Dataset rows describing interfaces:
Segment Open

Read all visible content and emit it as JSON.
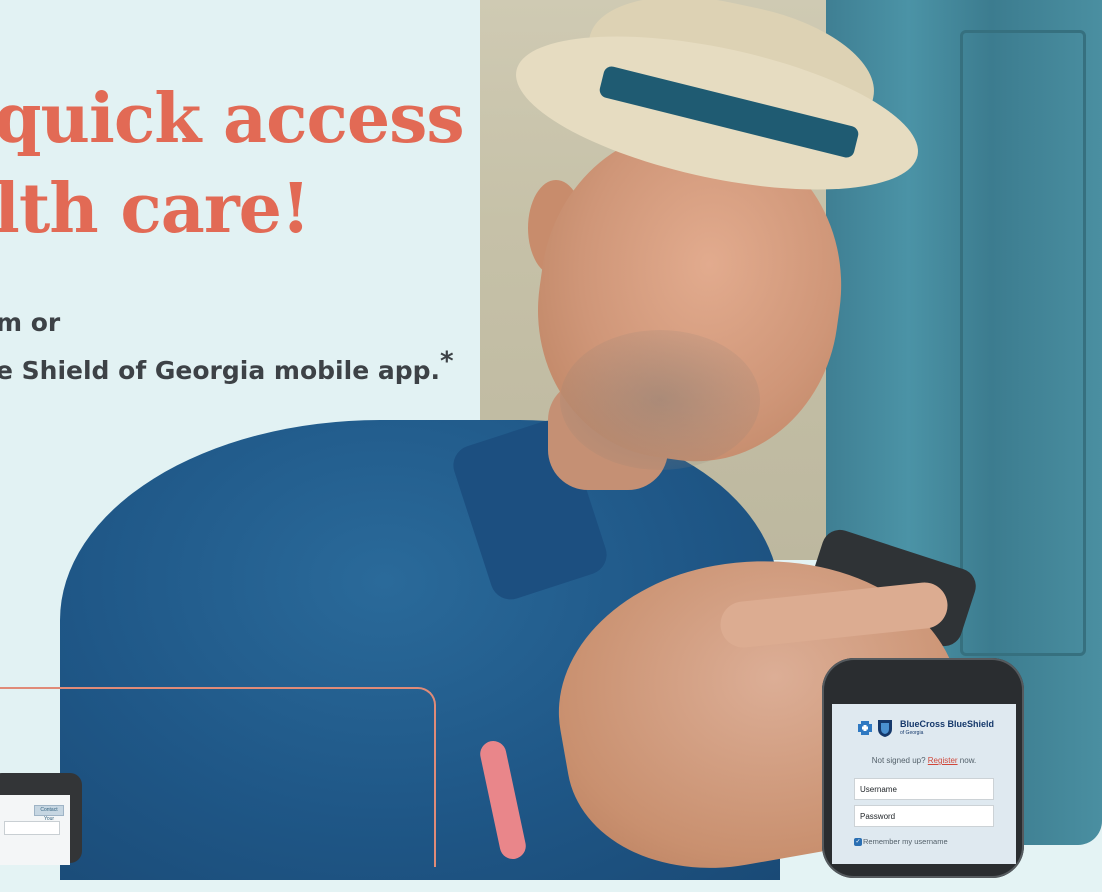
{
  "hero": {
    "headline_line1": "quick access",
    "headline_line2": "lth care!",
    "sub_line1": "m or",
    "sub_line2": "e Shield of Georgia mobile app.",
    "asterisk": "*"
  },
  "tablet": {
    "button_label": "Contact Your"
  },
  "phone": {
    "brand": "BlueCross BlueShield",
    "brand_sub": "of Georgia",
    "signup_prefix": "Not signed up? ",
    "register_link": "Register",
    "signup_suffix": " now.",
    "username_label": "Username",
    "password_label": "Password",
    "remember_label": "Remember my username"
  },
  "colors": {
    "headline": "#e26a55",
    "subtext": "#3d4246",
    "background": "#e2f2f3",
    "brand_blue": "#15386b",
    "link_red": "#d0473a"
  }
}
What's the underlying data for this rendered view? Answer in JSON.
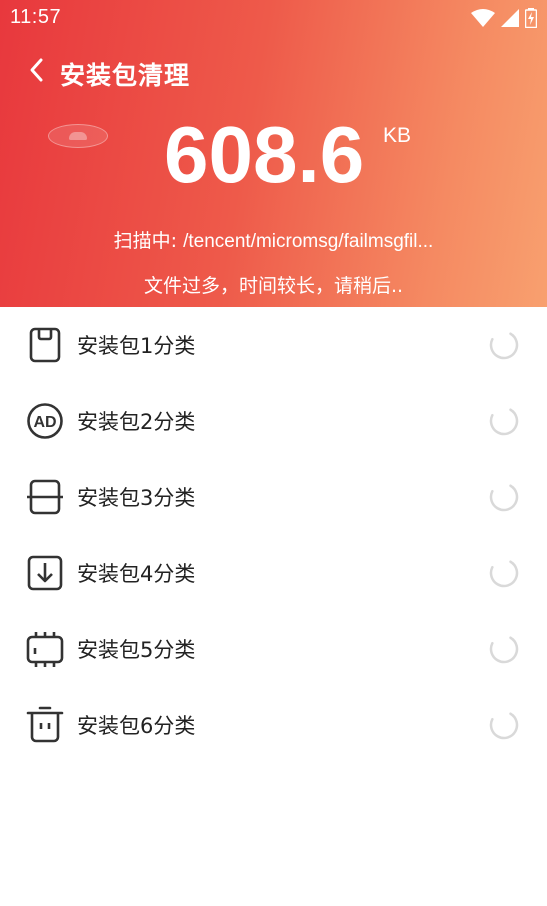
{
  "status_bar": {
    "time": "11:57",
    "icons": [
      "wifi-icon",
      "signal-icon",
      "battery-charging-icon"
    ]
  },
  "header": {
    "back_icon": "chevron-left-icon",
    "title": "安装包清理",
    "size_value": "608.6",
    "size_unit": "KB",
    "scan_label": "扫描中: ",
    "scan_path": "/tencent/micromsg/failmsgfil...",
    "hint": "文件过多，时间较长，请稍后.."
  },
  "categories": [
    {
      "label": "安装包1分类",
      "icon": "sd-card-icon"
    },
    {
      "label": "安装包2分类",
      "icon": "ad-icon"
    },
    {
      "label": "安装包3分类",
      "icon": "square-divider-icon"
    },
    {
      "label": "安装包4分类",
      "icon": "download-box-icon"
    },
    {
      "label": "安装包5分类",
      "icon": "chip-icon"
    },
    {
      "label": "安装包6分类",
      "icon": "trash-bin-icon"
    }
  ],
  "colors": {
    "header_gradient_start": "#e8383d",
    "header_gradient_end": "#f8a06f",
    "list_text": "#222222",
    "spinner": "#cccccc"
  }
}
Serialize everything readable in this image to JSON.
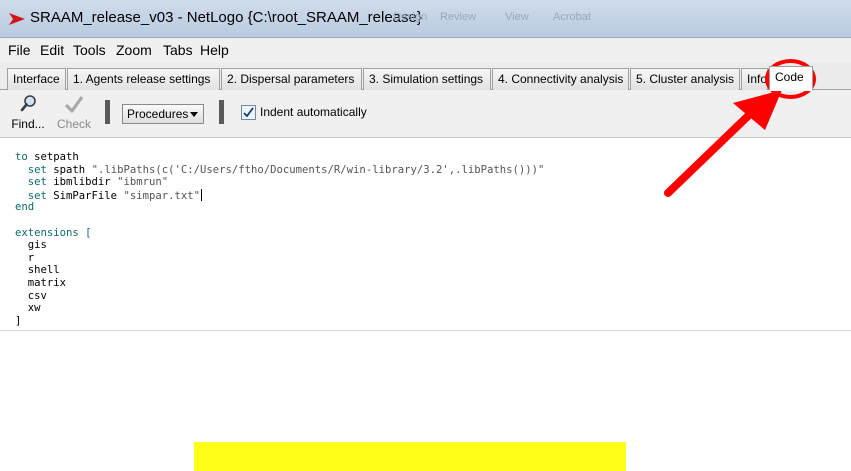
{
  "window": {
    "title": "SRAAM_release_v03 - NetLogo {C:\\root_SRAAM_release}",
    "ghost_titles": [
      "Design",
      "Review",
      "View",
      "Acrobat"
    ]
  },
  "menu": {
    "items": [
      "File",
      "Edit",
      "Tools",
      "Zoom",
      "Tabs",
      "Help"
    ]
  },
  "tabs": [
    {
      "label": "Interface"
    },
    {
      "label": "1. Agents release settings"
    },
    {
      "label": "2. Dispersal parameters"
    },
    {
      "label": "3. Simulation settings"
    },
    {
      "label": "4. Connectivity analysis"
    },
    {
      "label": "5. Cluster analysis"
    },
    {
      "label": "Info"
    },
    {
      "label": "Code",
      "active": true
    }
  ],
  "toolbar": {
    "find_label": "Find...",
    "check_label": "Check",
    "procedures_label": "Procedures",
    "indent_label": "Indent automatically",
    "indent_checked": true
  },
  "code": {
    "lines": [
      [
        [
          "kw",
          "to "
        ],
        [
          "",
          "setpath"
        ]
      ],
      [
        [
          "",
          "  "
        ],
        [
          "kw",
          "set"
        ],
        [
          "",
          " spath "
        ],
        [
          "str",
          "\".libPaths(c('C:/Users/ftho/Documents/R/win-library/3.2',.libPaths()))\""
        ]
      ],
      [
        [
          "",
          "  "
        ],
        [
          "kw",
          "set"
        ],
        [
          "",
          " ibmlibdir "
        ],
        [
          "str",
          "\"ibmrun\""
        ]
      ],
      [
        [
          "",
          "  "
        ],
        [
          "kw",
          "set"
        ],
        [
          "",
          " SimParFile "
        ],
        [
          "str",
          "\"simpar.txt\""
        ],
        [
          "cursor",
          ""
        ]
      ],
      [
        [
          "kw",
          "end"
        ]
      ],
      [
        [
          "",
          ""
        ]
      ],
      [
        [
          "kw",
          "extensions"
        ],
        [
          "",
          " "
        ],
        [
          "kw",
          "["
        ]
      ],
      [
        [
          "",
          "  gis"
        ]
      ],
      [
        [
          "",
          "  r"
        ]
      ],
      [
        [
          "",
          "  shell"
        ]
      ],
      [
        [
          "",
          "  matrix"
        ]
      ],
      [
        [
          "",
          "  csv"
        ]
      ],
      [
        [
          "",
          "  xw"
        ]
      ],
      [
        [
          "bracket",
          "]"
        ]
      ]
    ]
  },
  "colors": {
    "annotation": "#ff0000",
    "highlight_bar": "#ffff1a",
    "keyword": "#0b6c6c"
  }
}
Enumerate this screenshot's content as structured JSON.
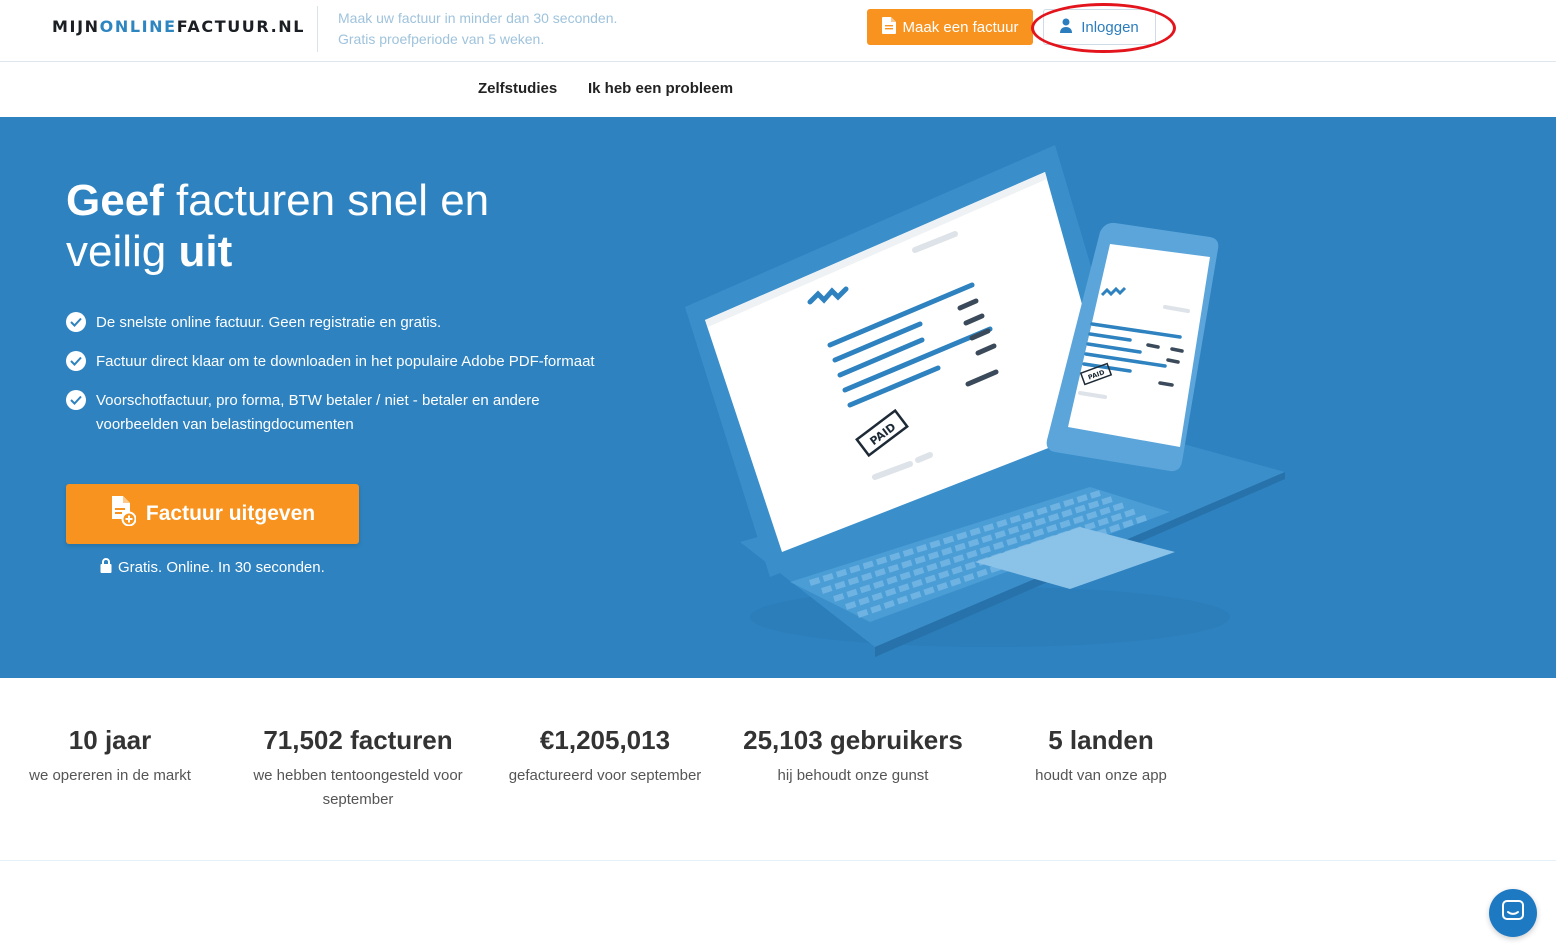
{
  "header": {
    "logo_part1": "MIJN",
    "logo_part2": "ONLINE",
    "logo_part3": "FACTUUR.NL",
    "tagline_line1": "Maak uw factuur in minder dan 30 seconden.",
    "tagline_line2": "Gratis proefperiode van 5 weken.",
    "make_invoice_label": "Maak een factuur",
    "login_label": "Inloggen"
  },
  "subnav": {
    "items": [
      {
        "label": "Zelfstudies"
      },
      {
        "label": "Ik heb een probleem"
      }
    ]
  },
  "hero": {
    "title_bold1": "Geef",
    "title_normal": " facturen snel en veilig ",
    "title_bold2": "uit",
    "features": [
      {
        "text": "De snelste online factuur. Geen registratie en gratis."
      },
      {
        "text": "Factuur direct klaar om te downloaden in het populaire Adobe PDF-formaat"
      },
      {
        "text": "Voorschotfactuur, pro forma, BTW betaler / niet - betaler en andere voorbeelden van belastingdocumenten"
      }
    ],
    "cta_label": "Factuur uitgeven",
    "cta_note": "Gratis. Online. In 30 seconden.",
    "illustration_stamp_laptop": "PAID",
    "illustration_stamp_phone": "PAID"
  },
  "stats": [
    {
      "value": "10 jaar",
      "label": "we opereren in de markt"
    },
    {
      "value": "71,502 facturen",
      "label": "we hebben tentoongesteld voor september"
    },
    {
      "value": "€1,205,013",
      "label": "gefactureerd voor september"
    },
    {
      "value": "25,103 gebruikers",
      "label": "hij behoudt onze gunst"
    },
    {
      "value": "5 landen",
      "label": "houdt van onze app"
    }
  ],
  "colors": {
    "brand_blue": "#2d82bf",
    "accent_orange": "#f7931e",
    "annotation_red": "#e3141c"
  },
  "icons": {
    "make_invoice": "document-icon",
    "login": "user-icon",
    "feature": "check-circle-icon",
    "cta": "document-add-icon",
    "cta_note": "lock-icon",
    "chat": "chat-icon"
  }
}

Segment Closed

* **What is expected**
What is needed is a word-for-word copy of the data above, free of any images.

* **Task result**
Read all visible content and emit it as JSON.
{
  "hero": {
    "headline_line1": "quick access",
    "headline_line2": "lth care!",
    "sub_line1": "m or",
    "sub_line2": "e Shield of Georgia mobile app.",
    "asterisk": "*"
  },
  "tablet": {
    "button_label": "Contact Your"
  },
  "phone": {
    "brand": "BlueCross BlueShield",
    "brand_sub": "of Georgia",
    "signup_prefix": "Not signed up? ",
    "register_link": "Register",
    "signup_suffix": " now.",
    "username_label": "Username",
    "password_label": "Password",
    "remember_label": "Remember my username"
  },
  "colors": {
    "headline": "#e26a55",
    "subtext": "#3d4246",
    "background": "#e2f2f3",
    "brand_blue": "#15386b",
    "link_red": "#d0473a"
  }
}
What's the underlying data for this rendered view? Answer in JSON.
{
  "status_bar": {
    "time": "11:57",
    "icons": [
      "wifi-icon",
      "signal-icon",
      "battery-charging-icon"
    ]
  },
  "header": {
    "back_icon": "chevron-left-icon",
    "title": "安装包清理",
    "size_value": "608.6",
    "size_unit": "KB",
    "scan_label": "扫描中: ",
    "scan_path": "/tencent/micromsg/failmsgfil...",
    "hint": "文件过多，时间较长，请稍后.."
  },
  "categories": [
    {
      "label": "安装包1分类",
      "icon": "sd-card-icon"
    },
    {
      "label": "安装包2分类",
      "icon": "ad-icon"
    },
    {
      "label": "安装包3分类",
      "icon": "square-divider-icon"
    },
    {
      "label": "安装包4分类",
      "icon": "download-box-icon"
    },
    {
      "label": "安装包5分类",
      "icon": "chip-icon"
    },
    {
      "label": "安装包6分类",
      "icon": "trash-bin-icon"
    }
  ],
  "colors": {
    "header_gradient_start": "#e8383d",
    "header_gradient_end": "#f8a06f",
    "list_text": "#222222",
    "spinner": "#cccccc"
  }
}
Serialize everything readable in this image to JSON.
{
  "window": {
    "title": "SRAAM_release_v03 - NetLogo {C:\\root_SRAAM_release}",
    "ghost_titles": [
      "Design",
      "Review",
      "View",
      "Acrobat"
    ]
  },
  "menu": {
    "items": [
      "File",
      "Edit",
      "Tools",
      "Zoom",
      "Tabs",
      "Help"
    ]
  },
  "tabs": [
    {
      "label": "Interface"
    },
    {
      "label": "1. Agents release settings"
    },
    {
      "label": "2. Dispersal parameters"
    },
    {
      "label": "3. Simulation settings"
    },
    {
      "label": "4. Connectivity analysis"
    },
    {
      "label": "5. Cluster analysis"
    },
    {
      "label": "Info"
    },
    {
      "label": "Code",
      "active": true
    }
  ],
  "toolbar": {
    "find_label": "Find...",
    "check_label": "Check",
    "procedures_label": "Procedures",
    "indent_label": "Indent automatically",
    "indent_checked": true
  },
  "code": {
    "lines": [
      [
        [
          "kw",
          "to "
        ],
        [
          "",
          "setpath"
        ]
      ],
      [
        [
          "",
          "  "
        ],
        [
          "kw",
          "set"
        ],
        [
          "",
          " spath "
        ],
        [
          "str",
          "\".libPaths(c('C:/Users/ftho/Documents/R/win-library/3.2',.libPaths()))\""
        ]
      ],
      [
        [
          "",
          "  "
        ],
        [
          "kw",
          "set"
        ],
        [
          "",
          " ibmlibdir "
        ],
        [
          "str",
          "\"ibmrun\""
        ]
      ],
      [
        [
          "",
          "  "
        ],
        [
          "kw",
          "set"
        ],
        [
          "",
          " SimParFile "
        ],
        [
          "str",
          "\"simpar.txt\""
        ],
        [
          "cursor",
          ""
        ]
      ],
      [
        [
          "kw",
          "end"
        ]
      ],
      [
        [
          "",
          ""
        ]
      ],
      [
        [
          "kw",
          "extensions"
        ],
        [
          "",
          " "
        ],
        [
          "kw",
          "["
        ]
      ],
      [
        [
          "",
          "  gis"
        ]
      ],
      [
        [
          "",
          "  r"
        ]
      ],
      [
        [
          "",
          "  shell"
        ]
      ],
      [
        [
          "",
          "  matrix"
        ]
      ],
      [
        [
          "",
          "  csv"
        ]
      ],
      [
        [
          "",
          "  xw"
        ]
      ],
      [
        [
          "bracket",
          "]"
        ]
      ]
    ]
  },
  "colors": {
    "annotation": "#ff0000",
    "highlight_bar": "#ffff1a",
    "keyword": "#0b6c6c"
  }
}
Enumerate this screenshot's content as structured JSON.
{
  "header": {
    "logo_part1": "MIJN",
    "logo_part2": "ONLINE",
    "logo_part3": "FACTUUR.NL",
    "tagline_line1": "Maak uw factuur in minder dan 30 seconden.",
    "tagline_line2": "Gratis proefperiode van 5 weken.",
    "make_invoice_label": "Maak een factuur",
    "login_label": "Inloggen"
  },
  "subnav": {
    "items": [
      {
        "label": "Zelfstudies"
      },
      {
        "label": "Ik heb een probleem"
      }
    ]
  },
  "hero": {
    "title_bold1": "Geef",
    "title_normal": " facturen snel en veilig ",
    "title_bold2": "uit",
    "features": [
      {
        "text": "De snelste online factuur. Geen registratie en gratis."
      },
      {
        "text": "Factuur direct klaar om te downloaden in het populaire Adobe PDF-formaat"
      },
      {
        "text": "Voorschotfactuur, pro forma, BTW betaler / niet - betaler en andere voorbeelden van belastingdocumenten"
      }
    ],
    "cta_label": "Factuur uitgeven",
    "cta_note": "Gratis. Online. In 30 seconden.",
    "illustration_stamp_laptop": "PAID",
    "illustration_stamp_phone": "PAID"
  },
  "stats": [
    {
      "value": "10 jaar",
      "label": "we opereren in de markt"
    },
    {
      "value": "71,502 facturen",
      "label": "we hebben tentoongesteld voor september"
    },
    {
      "value": "€1,205,013",
      "label": "gefactureerd voor september"
    },
    {
      "value": "25,103 gebruikers",
      "label": "hij behoudt onze gunst"
    },
    {
      "value": "5 landen",
      "label": "houdt van onze app"
    }
  ],
  "colors": {
    "brand_blue": "#2d82bf",
    "accent_orange": "#f7931e",
    "annotation_red": "#e3141c"
  },
  "icons": {
    "make_invoice": "document-icon",
    "login": "user-icon",
    "feature": "check-circle-icon",
    "cta": "document-add-icon",
    "cta_note": "lock-icon",
    "chat": "chat-icon"
  }
}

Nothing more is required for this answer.